Girl Scouts is a fun, safe place for them to explore how amazing they are and to try new things, knowing that their fellow Girl Scouts and their leaders will support them if they fall. These girls have gotten the chance to meet city leaders, learn new art techniques from university students, practice CPR and first aid safety at the local hospital, try horseback riding for the first time, and so much more. Girl Scouting gives them the opportunity to try something new, learn important life lessons, and explore their community in a way they might not be able to otherwise. I enjoyed being a leader so much, that I now oversee (with the help of some other amazing women) 7 troops of over 60 girls!

And the girls aren’t the only ones benefiting from Girl Scouts.

I have been rewarded in many ways as well. I have come to know and understand these girls in a way I never would have as a casual observer. I learned to let go of my tendency to do everything for them and realized that they are capable of so much more than we give them credit for. I have gotten outside my own comfort zone by trying new things alongside them. When I walk into school and these girls rush up to me to say hi and tell me something about their day, I feel blessed to be a person with whom they want to share these things. I have also gotten to experience all of these fantastic experiences with my own daughter. The quality time we share together through Girl Scouting is immeasurable, and I hope it is these memories my daughter thinks back when she’s older.

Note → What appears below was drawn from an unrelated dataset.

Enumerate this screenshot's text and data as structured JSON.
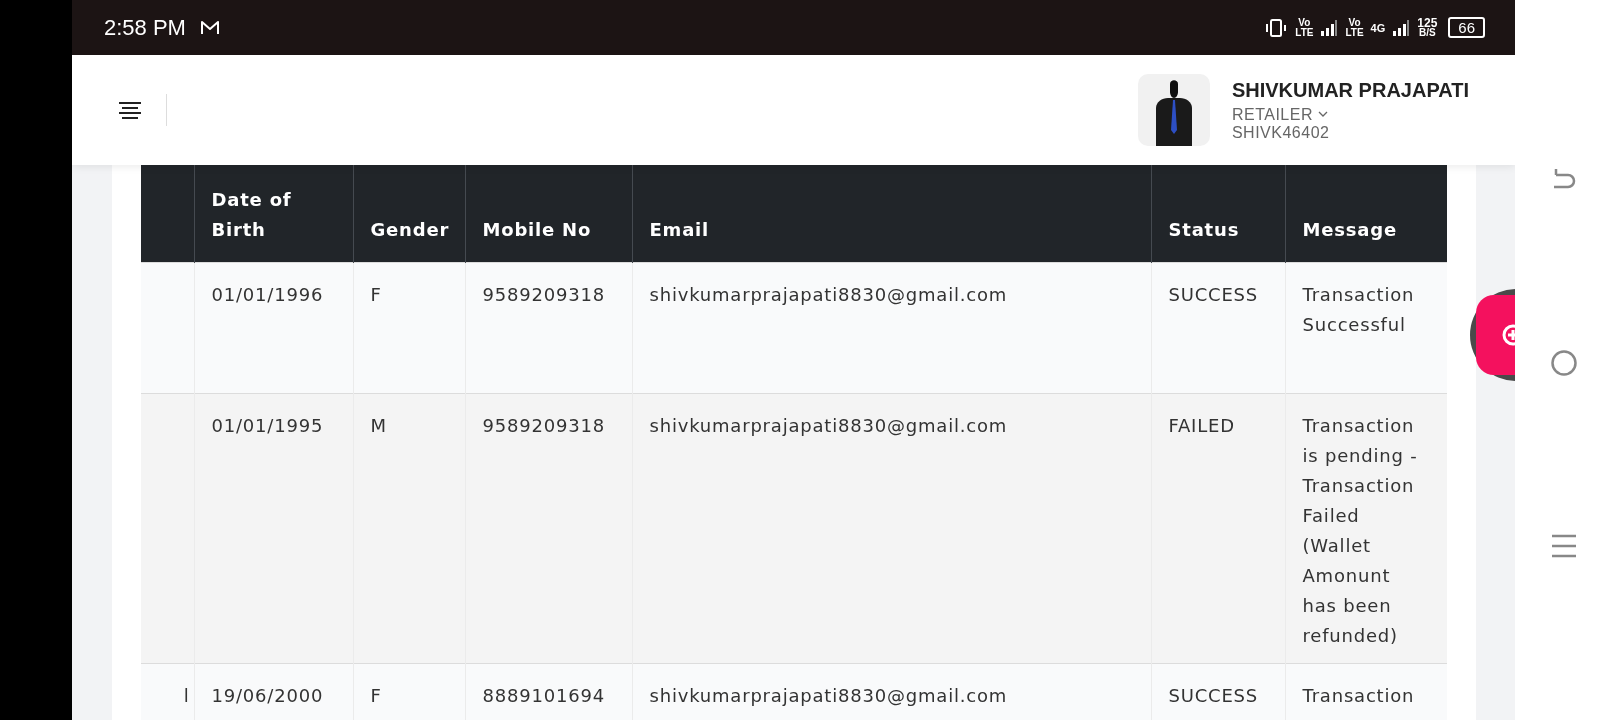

It takes a village to raise a child, and I am so thankful to be a part of each girl’s village…helping to build girls of courage, confidence and character!